House of Hesse
House of Percy (until 1610)

The House of Reginar (later known as the House of Brabant) was a kin-group in Lotharingia during the Carolingian and Ottonian centuries. They were the first dynasty of the County of Hainault and they supplied two Dukes of Lorraine and the Landgraves and later Dukes of Brabant, Dukes of Lothier and Dukes of Limburg. The main branch extinguished in 1355, leaving its duchies to the House of Luxembourg which in turn left them to the House of Valois-Burgundy in 1383. It includes the House of Hesse which ruled Hesse from 1264 until 1918 and still exists today.


Their eldest ancestor is Gilbert, Count of the Maasgau (mentioned in 841) who served King Lothair I, but defected to Lothair's half-brother Charles the Bald during the civil war of 840–843. In 846 Gilbert abducted an unnamed daughter of Lothair and married her in an attempt to force Lothair to reinstate him. Reginar, Duke of Lorraine (c. 850–916) is believed to be Gilbert's son.

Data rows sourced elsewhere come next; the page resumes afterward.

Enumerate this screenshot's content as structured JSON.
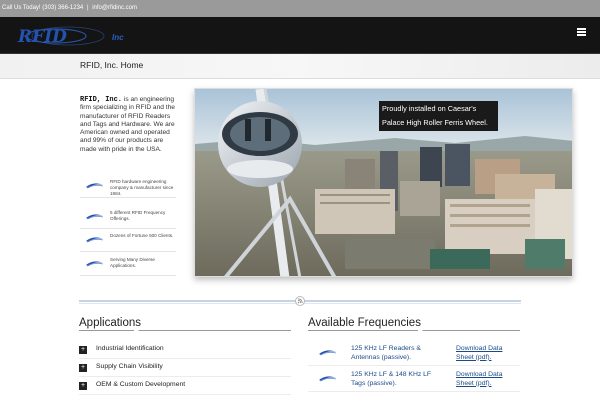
{
  "topbar": {
    "call_label": "Call Us Today! (303) 366-1234",
    "separator": "|",
    "email": "info@rfidinc.com"
  },
  "header": {
    "logo_text": "RFID",
    "logo_suffix": "Inc"
  },
  "page": {
    "title": "RFID, Inc. Home"
  },
  "intro": {
    "company": "RFID, Inc.",
    "text": "is an engineering firm specializing in RFID and the manufacturer of RFID Readers and Tags and Hardware. We are American owned and operated and 99% of our products are made with pride in the USA."
  },
  "features": [
    {
      "text": "RFID hardware engineering company & manufacturer since 1984."
    },
    {
      "text": "5 different RFID Frequency Offerings."
    },
    {
      "text": "Dozens of Fortune 500 Clients."
    },
    {
      "text": "Serving Many Diverse Applications."
    }
  ],
  "hero": {
    "caption_line1": "Proudly installed on Caesar's",
    "caption_line2": "Palace High Roller Ferris Wheel."
  },
  "applications": {
    "heading": "Applications",
    "items": [
      {
        "label": "Industrial Identification"
      },
      {
        "label": "Supply Chain Visibility"
      },
      {
        "label": "OEM & Custom Development"
      }
    ]
  },
  "frequencies": {
    "heading": "Available Frequencies",
    "items": [
      {
        "label": "125 KHz LF Readers & Antennas (passive).",
        "link": "Download Data Sheet (pdf)."
      },
      {
        "label": "125 KHz LF & 148 KHz LF Tags (passive).",
        "link": "Download Data Sheet (pdf)."
      }
    ]
  },
  "colors": {
    "brand_blue": "#1f4fa8",
    "link_blue": "#1a4b88",
    "header_bg": "#141414"
  }
}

Following the death of Charles the Fat, the Reginarids began a long fight with the Conradines for supremacy in Lotharingia.[1] When they triumphed, in 910, it was in electing Charles the Simple as king. It was the combined forces of Bruno I of Lorraine and the Carolingians of West Francia that finally broke the Reginarids' hold on power.[2] In 958, Reginar III had his lands confiscated and redistributed to Gerard, Count of Metz, of the Matfridings, enemies of his family since the reign of Zwentibold.[3]

The Reginarids supported Lothair of France against Otto II, but they made a deal with the latter in 978.[4] Nonetheless, the Reginarids were not longer a unified family by the end of the tenth century.[5] Their descendants in Mons and Louvain continued their spirit of opposition to the king, however.[6] The house also produced a queen-consort of England in the form of Adeliza of Leuven, who married Henry I of England.

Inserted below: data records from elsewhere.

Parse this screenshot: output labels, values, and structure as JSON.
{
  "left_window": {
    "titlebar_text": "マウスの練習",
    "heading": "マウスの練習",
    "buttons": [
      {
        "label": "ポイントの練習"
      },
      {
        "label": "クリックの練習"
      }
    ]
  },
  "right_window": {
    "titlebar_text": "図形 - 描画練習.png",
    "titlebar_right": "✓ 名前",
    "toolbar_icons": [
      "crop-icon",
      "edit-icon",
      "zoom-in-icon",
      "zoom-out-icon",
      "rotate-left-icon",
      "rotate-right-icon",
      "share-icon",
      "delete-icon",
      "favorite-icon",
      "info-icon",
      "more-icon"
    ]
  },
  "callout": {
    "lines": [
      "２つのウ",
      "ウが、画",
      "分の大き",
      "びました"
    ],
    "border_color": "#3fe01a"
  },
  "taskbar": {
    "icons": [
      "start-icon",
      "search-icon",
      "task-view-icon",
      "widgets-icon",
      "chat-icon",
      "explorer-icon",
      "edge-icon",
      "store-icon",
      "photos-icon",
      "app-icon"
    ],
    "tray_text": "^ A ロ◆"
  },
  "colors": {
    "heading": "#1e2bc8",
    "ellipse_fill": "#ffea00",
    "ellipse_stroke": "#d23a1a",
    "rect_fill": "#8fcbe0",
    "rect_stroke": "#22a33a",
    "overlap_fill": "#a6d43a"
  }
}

Dukes of Lorraine

Coat of Arms of Hainaut

Counts of Hainaut

Counts of Leuven, Counts of Brussels

Dukes of Lower Lorraine

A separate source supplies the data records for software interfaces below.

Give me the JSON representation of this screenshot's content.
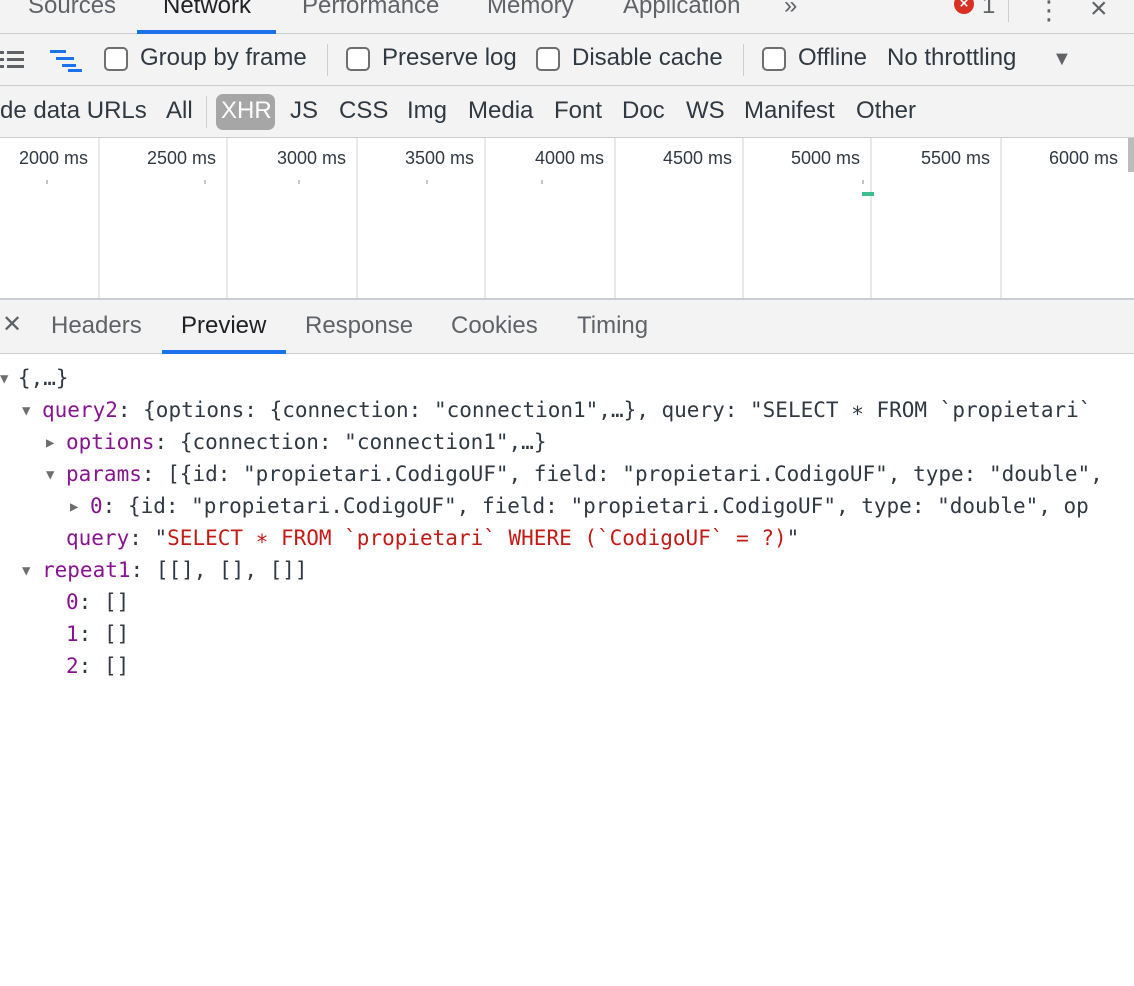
{
  "top_tabs": [
    {
      "label": "Sources"
    },
    {
      "label": "Network"
    },
    {
      "label": "Performance"
    },
    {
      "label": "Memory"
    },
    {
      "label": "Application"
    }
  ],
  "more_tabs_glyph": "»",
  "error_count": "1",
  "toolbar": {
    "group_by_frame": "Group by frame",
    "preserve_log": "Preserve log",
    "disable_cache": "Disable cache",
    "offline": "Offline",
    "throttling": "No throttling"
  },
  "filters": {
    "hide_data_urls": "de data URLs",
    "types": [
      "All",
      "XHR",
      "JS",
      "CSS",
      "Img",
      "Media",
      "Font",
      "Doc",
      "WS",
      "Manifest",
      "Other"
    ],
    "selected": "XHR"
  },
  "overview_ticks": [
    "2000 ms",
    "2500 ms",
    "3000 ms",
    "3500 ms",
    "4000 ms",
    "4500 ms",
    "5000 ms",
    "5500 ms",
    "6000 ms"
  ],
  "detail_tabs": [
    "Headers",
    "Preview",
    "Response",
    "Cookies",
    "Timing"
  ],
  "active_detail_tab": "Preview",
  "preview": {
    "root": "{,…}",
    "query2_key": "query2",
    "query2_summary": "{options: {connection: \"connection1\",…}, query: \"SELECT ∗ FROM `propietari`",
    "options_key": "options",
    "options_summary": "{connection: \"connection1\",…}",
    "params_key": "params",
    "params_summary": "[{id: \"propietari.CodigoUF\", field: \"propietari.CodigoUF\", type: \"double\",",
    "param0_key": "0",
    "param0_summary": "{id: \"propietari.CodigoUF\", field: \"propietari.CodigoUF\", type: \"double\", op",
    "query_key": "query",
    "query_value": "SELECT ∗ FROM `propietari` WHERE (`CodigoUF` = ?)",
    "repeat1_key": "repeat1",
    "repeat1_summary": "[[], [], []]",
    "repeat_items": [
      {
        "key": "0",
        "value": "[]"
      },
      {
        "key": "1",
        "value": "[]"
      },
      {
        "key": "2",
        "value": "[]"
      }
    ]
  }
}
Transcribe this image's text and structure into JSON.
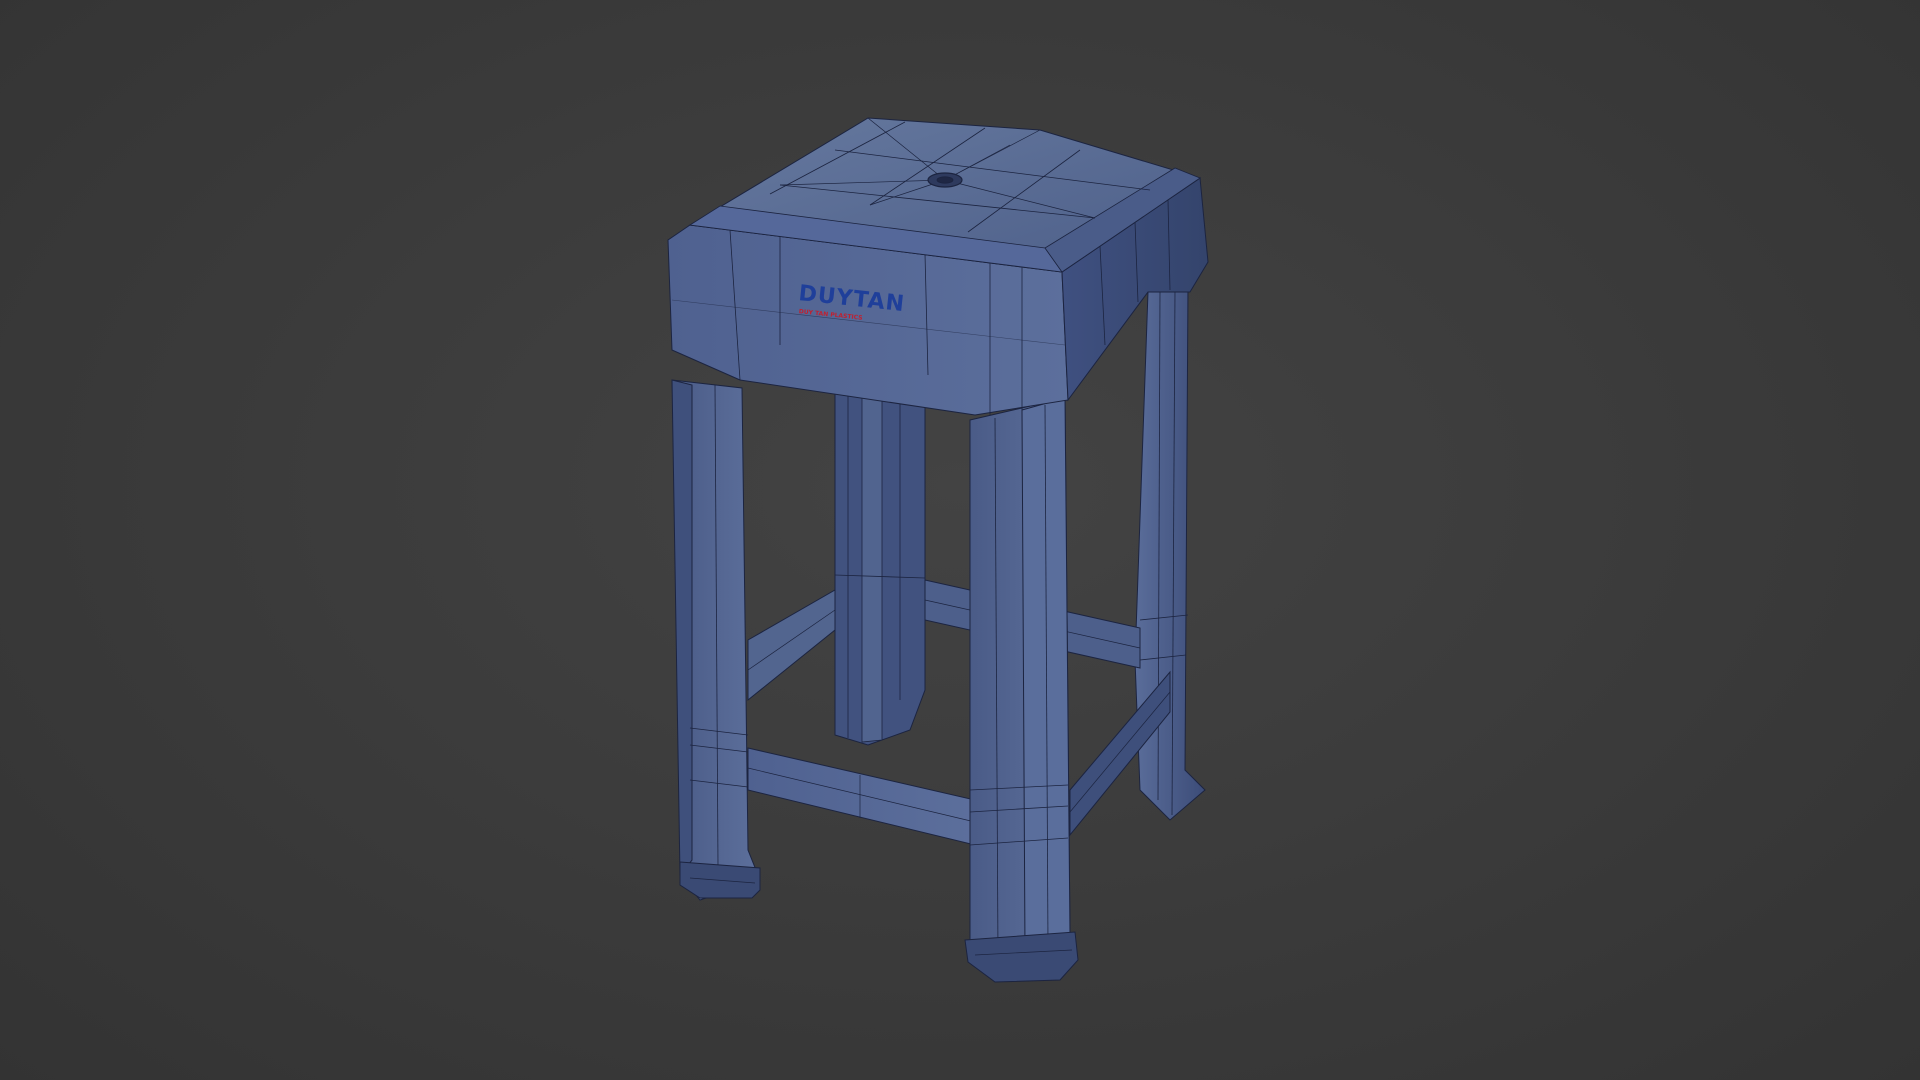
{
  "scene": {
    "subject": "plastic-stool-wireframe-render",
    "colors": {
      "background": "#3b3b3b",
      "stool_light": "#5a6f9e",
      "stool_mid": "#4a5d8a",
      "stool_dark": "#34446a",
      "wire": "#1c2440",
      "logo_blue": "#1f3f9a",
      "logo_red": "#c02030"
    }
  },
  "logo": {
    "brand": "DUYTAN",
    "tagline": "DUY TAN PLASTICS"
  }
}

Passes to Henry I, Duke of Brabant (1190–1235), see below: Duke of Brabant

Counts of Leuven, Counts of Brussels and Landgraves of Brabant:

Counts of Leuven, Counts of Brussels, Landgraves of Brabant, Margrave of Antwerp and Dukes of Lower-Lorraine:

Dukes of Brabant and Dukes of Lothier:

Coat of arms of the Dukes of Brabant and Limburg

Dukes of Brabant, Dukes of Lothier and Dukes of Limburg:


  • Reuter, Timothy. Germany in the Early Middle Ages 800–1056. New York: Longman, 1991.
  • Family tree of Reginars and Balderics: KUPPER, Jean-Louis. Annexe II. Les Régnier et les Balderic In: Liège et l’Église impériale aux XIe-XIIe siècles [en línea]. Liége: Presses universitaires de Liège, 1981 (generado el 02 julio 2017). Disponible en Internet: <>. ISBN: 9782821828681. DOI: 10.4000/books.pulg.1472.


  1. ^ Reuter, 135.
  2. ^ Reuter, 168.
  3. ^ Reuter, 159.
  4. ^ Reuter, 176.
  5. ^ Reuter, 192.
  6. ^ Reuter, 201.